    April 18, 2014

  • Early voting underway in Miami Co. PERU -- Miami County officials are reminding residents that early voting is now open for the primary election. Early voting started April 8 and will end May 5, one day before Election Day. Early voting is open from 8 a.m. to 4 p.m. every weekday at t

    April 18, 2014

  • Jackson Street Commons veterans home grand opening set for May 22 Jackson Street Commons, a home for veterans near downtown Kokomo, will host a grand opening May 22. The new $3.6 million facility, located at 322 E. Jackson St., provides permanent housing to 27 previously homeless veterans, said Judy Dennis, executi

    April 18, 2014

  • YMCA nearing design phase completion Development and design of the new 73,000 square foot YMCA should be completed in the next 30 days, YMCA of Kokomo Executive Director David Dubois told the Kokomo Common Council Monday. Dubois said he hopes to begin construction on the new facility by

    April 18, 2014

  • NHS, PJHS named four-star schools Northwestern High School and Peru Jr. High School have found their place among the top schools in the state, with the Indiana Department of Education recognizing them as four-star schools Tuesday. A total of 311 elementary, middle and high schools we

    April 18, 2014

  • NWS-PT041614 Flora Doc1.jpg [Duplicate] The doctor is still in after health group's departure FLORA -- The safe at a downtown bank building, once used for protecting cash and valuables, is now stocked with medical supplies. The former bank office on East Main Street became Flora Family Medicine last month after it was made possible for one lo

    April 18, 2014 2 Photos

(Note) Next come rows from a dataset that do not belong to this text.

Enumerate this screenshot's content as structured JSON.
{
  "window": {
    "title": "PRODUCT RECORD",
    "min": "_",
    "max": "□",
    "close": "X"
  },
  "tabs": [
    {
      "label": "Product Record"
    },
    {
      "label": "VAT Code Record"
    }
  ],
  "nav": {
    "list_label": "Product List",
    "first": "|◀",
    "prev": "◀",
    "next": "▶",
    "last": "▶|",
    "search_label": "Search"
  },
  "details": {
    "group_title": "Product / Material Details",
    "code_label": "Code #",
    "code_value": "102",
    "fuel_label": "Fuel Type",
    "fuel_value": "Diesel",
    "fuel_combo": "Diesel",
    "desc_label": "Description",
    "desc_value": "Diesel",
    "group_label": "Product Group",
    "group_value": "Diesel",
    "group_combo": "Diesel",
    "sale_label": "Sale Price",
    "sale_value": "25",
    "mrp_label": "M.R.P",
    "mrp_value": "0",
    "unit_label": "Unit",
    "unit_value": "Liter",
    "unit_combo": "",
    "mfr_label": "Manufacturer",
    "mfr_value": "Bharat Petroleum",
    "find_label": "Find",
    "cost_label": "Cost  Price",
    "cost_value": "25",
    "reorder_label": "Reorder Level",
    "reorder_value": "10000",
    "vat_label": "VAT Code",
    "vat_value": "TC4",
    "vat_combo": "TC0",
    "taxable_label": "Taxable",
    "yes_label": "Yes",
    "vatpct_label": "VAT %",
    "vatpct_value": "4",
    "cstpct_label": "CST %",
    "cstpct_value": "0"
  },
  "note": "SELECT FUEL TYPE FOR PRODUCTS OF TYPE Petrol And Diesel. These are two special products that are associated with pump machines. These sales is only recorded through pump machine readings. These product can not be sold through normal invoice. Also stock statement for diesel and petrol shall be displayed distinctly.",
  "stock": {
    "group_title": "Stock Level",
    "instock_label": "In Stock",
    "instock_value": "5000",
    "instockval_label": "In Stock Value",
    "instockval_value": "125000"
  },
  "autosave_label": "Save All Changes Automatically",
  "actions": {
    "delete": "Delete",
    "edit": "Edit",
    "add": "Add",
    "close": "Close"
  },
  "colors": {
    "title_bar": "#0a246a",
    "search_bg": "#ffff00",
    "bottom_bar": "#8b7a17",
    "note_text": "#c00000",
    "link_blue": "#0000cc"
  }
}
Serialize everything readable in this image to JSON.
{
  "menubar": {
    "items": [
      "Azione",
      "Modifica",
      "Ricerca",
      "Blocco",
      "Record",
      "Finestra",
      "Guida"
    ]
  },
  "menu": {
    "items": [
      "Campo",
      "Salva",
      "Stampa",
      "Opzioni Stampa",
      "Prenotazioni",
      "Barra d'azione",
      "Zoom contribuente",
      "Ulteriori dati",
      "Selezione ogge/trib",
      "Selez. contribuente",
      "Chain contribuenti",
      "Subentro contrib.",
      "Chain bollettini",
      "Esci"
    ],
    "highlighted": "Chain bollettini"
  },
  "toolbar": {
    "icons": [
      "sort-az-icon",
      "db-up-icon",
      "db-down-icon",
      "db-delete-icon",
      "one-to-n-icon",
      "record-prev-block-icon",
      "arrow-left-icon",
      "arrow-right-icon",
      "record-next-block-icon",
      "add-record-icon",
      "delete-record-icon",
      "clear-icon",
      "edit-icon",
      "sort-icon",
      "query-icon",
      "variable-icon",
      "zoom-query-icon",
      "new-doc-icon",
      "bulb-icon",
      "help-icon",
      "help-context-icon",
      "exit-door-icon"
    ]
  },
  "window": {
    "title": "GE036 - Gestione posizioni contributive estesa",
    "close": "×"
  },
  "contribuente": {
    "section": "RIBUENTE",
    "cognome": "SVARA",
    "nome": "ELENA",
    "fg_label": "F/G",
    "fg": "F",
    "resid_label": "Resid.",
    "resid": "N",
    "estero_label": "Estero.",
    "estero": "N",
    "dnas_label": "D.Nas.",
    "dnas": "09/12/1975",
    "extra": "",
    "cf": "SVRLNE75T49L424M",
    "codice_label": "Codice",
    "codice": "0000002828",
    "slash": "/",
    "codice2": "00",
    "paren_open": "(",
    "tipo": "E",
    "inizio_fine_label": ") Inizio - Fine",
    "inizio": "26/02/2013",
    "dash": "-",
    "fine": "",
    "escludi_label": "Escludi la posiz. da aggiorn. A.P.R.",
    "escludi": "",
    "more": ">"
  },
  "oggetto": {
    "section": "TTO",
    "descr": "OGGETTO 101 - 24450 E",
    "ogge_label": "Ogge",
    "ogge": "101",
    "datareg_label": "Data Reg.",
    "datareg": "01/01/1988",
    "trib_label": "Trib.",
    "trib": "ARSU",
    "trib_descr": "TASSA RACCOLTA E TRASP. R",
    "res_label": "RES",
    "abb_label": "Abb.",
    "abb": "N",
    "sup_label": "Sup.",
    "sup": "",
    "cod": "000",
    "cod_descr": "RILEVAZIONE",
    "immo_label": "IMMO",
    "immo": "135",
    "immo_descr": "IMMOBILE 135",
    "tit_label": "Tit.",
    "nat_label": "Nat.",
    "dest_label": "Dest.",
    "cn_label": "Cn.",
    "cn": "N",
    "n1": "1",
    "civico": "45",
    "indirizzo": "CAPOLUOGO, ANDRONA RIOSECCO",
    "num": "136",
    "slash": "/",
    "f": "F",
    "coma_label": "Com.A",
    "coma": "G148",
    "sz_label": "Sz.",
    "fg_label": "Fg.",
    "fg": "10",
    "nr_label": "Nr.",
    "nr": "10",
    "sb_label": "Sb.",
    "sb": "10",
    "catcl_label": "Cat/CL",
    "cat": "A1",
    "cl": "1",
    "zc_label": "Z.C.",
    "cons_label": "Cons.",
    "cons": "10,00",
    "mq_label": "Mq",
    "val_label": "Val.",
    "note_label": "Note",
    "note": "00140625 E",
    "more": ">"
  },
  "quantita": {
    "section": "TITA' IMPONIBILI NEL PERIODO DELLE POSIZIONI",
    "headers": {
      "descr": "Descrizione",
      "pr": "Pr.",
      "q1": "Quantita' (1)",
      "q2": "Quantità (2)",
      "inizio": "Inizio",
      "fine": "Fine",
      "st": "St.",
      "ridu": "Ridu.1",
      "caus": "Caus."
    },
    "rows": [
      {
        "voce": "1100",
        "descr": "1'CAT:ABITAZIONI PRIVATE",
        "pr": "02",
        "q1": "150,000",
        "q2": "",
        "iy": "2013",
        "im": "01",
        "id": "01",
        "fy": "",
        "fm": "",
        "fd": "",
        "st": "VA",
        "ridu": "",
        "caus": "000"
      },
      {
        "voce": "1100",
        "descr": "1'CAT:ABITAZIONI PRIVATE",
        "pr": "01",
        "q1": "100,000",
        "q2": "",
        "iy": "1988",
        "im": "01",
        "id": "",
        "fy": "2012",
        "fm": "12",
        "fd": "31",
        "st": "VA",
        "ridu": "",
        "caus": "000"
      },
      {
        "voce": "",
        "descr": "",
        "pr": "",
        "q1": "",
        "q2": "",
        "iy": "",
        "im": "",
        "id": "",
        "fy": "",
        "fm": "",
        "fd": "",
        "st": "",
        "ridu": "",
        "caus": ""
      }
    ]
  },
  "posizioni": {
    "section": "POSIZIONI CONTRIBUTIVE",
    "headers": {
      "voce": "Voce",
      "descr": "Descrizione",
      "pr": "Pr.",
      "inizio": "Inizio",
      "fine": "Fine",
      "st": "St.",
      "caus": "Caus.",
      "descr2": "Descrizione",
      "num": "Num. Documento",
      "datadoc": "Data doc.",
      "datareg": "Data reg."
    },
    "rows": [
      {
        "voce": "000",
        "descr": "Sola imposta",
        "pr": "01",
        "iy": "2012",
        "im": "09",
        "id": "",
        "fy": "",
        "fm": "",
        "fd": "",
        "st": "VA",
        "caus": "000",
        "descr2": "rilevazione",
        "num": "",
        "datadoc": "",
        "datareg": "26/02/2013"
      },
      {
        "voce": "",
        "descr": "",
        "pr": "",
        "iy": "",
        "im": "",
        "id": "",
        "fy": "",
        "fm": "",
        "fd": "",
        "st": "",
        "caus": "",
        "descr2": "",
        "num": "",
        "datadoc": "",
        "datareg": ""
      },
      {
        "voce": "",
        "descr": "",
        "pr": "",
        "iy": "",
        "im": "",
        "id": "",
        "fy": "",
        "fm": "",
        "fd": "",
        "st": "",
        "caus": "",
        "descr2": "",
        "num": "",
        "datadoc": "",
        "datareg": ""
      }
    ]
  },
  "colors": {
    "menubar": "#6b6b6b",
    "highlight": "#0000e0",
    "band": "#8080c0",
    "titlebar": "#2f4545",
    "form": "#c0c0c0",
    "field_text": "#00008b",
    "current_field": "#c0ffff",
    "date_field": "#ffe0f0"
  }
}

Latest news
Featured Ads
Only on our website
AP Video
Captain of Sunken SKorean Ferry Arrested Raw: Fire Destroys 3 N.J. Beachfront Homes Raw: Pope Presides Over Good Friday Mass Raw: Space X Launches to Space Station Superheroes Descend on Capitol Mall Man Charged in Kansas City Highway Shootings Obama Awards Navy Football Trophy Anti-semitic Leaflets Posted in Eastern Ukraine Raw: Magnitude-7.2 Earthquake Shakes Mexico City Ceremony at MIT Remembers One of Boston's Finest Raw: Students Hurt in Colo. School Bus Crash Raw: Church Tries for Record With Chalk Jesus Raw: Faithful Celebrate Good Friday Worldwide Deadly Avalanche Sweeps Slopes of Mount Everest Police Arrest Suspect in Highway Shootings Drought Concerns May Hurt Lake Tourism Vermont Goat Meat Gives Refugees Taste of Home Calif. Investigators Re-construct Fatal Bus Cras Mayor Rob Ford Launches Re-election Campaign Appellate Court Hears Okla. Gay Marriage Case
Parade
Magazine

Click HERE to read all your Parade favorites including Hollywood Wire, Celebrity interviews and photo galleries, Food recipes and cooking tips, Games and lots more.
Obituaries